- **Work request**
Report, word for word, every line of the material that contains "color".

- **Data provided**

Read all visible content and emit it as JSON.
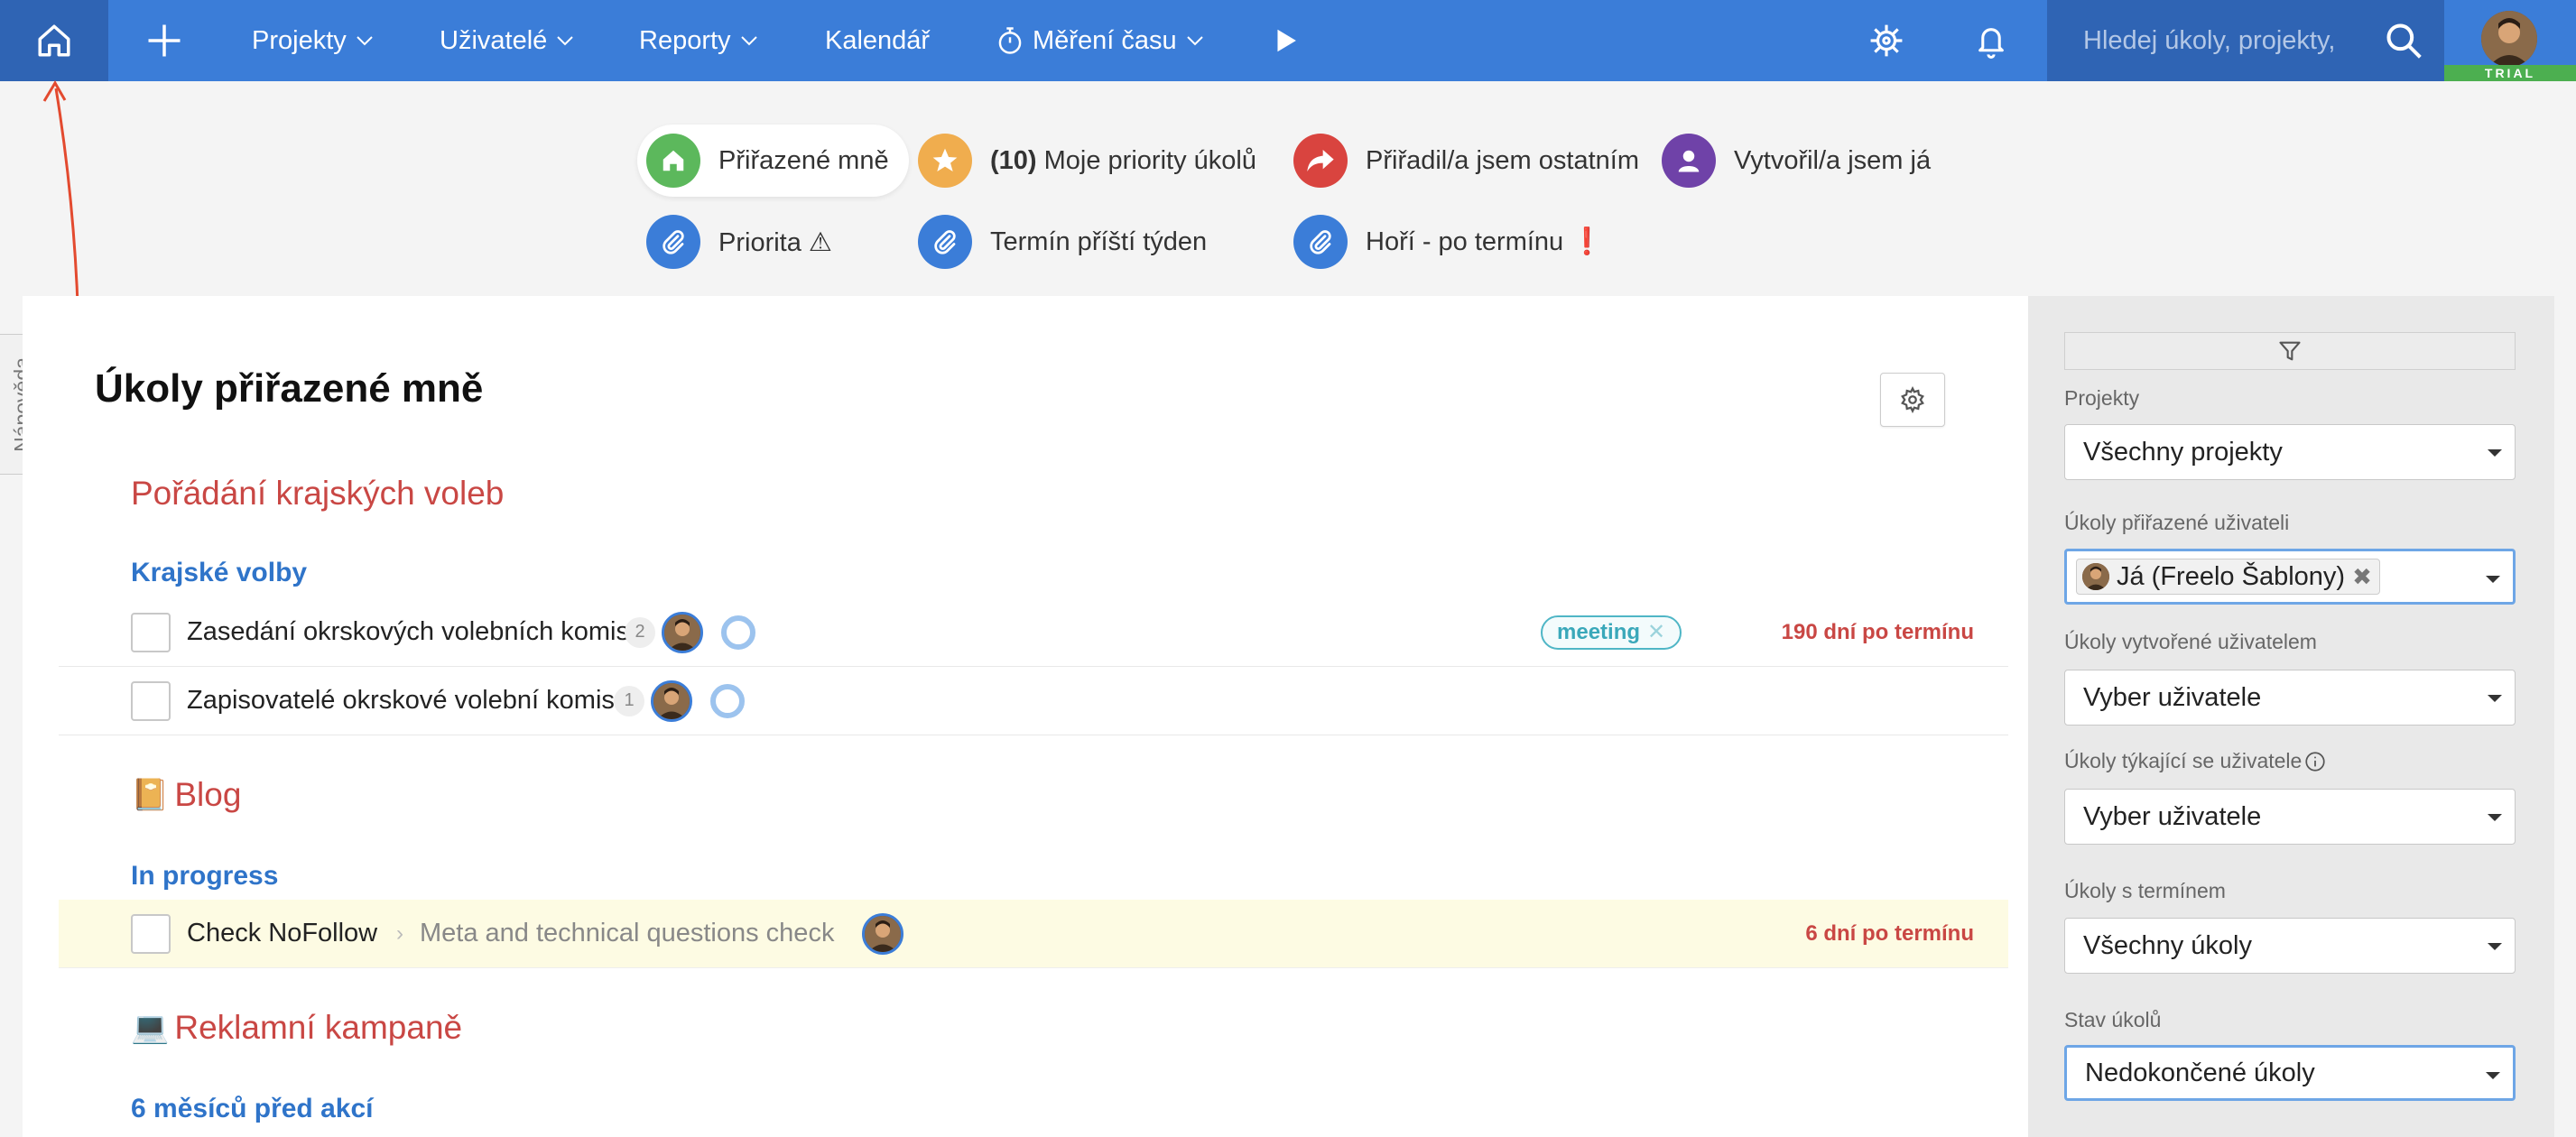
{
  "nav": {
    "menus": [
      {
        "id": "projects",
        "label": "Projekty"
      },
      {
        "id": "users",
        "label": "Uživatelé"
      },
      {
        "id": "reports",
        "label": "Reporty"
      },
      {
        "id": "calendar",
        "label": "Kalendář"
      },
      {
        "id": "timetracking",
        "label": "Měření času"
      }
    ],
    "search_placeholder": "Hledej úkoly, projekty,",
    "trial_badge": "TRIAL",
    "icons": [
      "home-icon",
      "plus-icon",
      "stopwatch-icon",
      "play-icon",
      "helm-icon",
      "bell-icon",
      "search-icon"
    ]
  },
  "quick_filters": [
    {
      "label": "Přiřazené mně",
      "icon": "home-icon",
      "color": "#5cb85c",
      "active": true
    },
    {
      "count": "(10)",
      "label": "Moje priority úkolů",
      "icon": "star-icon",
      "color": "#f0ad4e"
    },
    {
      "label": "Přiřadil/a jsem ostatním",
      "icon": "share-arrow-icon",
      "color": "#d9443f"
    },
    {
      "label": "Vytvořil/a jsem já",
      "icon": "user-icon",
      "color": "#6f42a8"
    },
    {
      "label": "Priorita ⚠",
      "icon": "paperclip-icon",
      "color": "#3b7dd8"
    },
    {
      "label": "Termín příští týden",
      "icon": "paperclip-icon",
      "color": "#3b7dd8"
    },
    {
      "label": "Hoří - po termínu",
      "mark": "❗",
      "icon": "paperclip-icon",
      "color": "#3b7dd8"
    }
  ],
  "help_tab": "Nápověda",
  "main": {
    "title": "Úkoly přiřazené mně",
    "projects": [
      {
        "name": "Pořádání krajských voleb",
        "emoji": "",
        "list": "Krajské volby",
        "tasks": [
          {
            "name": "Zasedání okrskových volebních komisí",
            "subtasks": "2",
            "tag": "meeting",
            "overdue": "190 dní po termínu"
          },
          {
            "name": "Zapisovatelé okrskové volební komise",
            "subtasks": "1"
          }
        ]
      },
      {
        "name": "Blog",
        "emoji": "📔",
        "list": "In progress",
        "tasks": [
          {
            "name": "Check NoFollow",
            "parent": "Meta and technical questions check",
            "overdue": "6 dní po termínu"
          }
        ]
      },
      {
        "name": "Reklamní kampaně",
        "emoji": "💻",
        "list": "6 měsíců před akcí",
        "tasks": []
      }
    ]
  },
  "filters": {
    "projects_label": "Projekty",
    "projects_value": "Všechny projekty",
    "assigned_label": "Úkoly přiřazené uživateli",
    "assigned_chip": "Já (Freelo Šablony)",
    "created_label": "Úkoly vytvořené uživatelem",
    "created_value": "Vyber uživatele",
    "concerning_label": "Úkoly týkající se uživatele",
    "concerning_value": "Vyber uživatele",
    "deadline_label": "Úkoly s termínem",
    "deadline_value": "Všechny úkoly",
    "state_label": "Stav úkolů",
    "state_value": "Nedokončené úkoly"
  }
}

- **Solution below**
      "color": "#5cb85c",
      "color": "#f0ad4e"
      "color": "#d9443f"
      "color": "#6f42a8"
      "color": "#3b7dd8"
      "color": "#3b7dd8"
      "color": "#3b7dd8"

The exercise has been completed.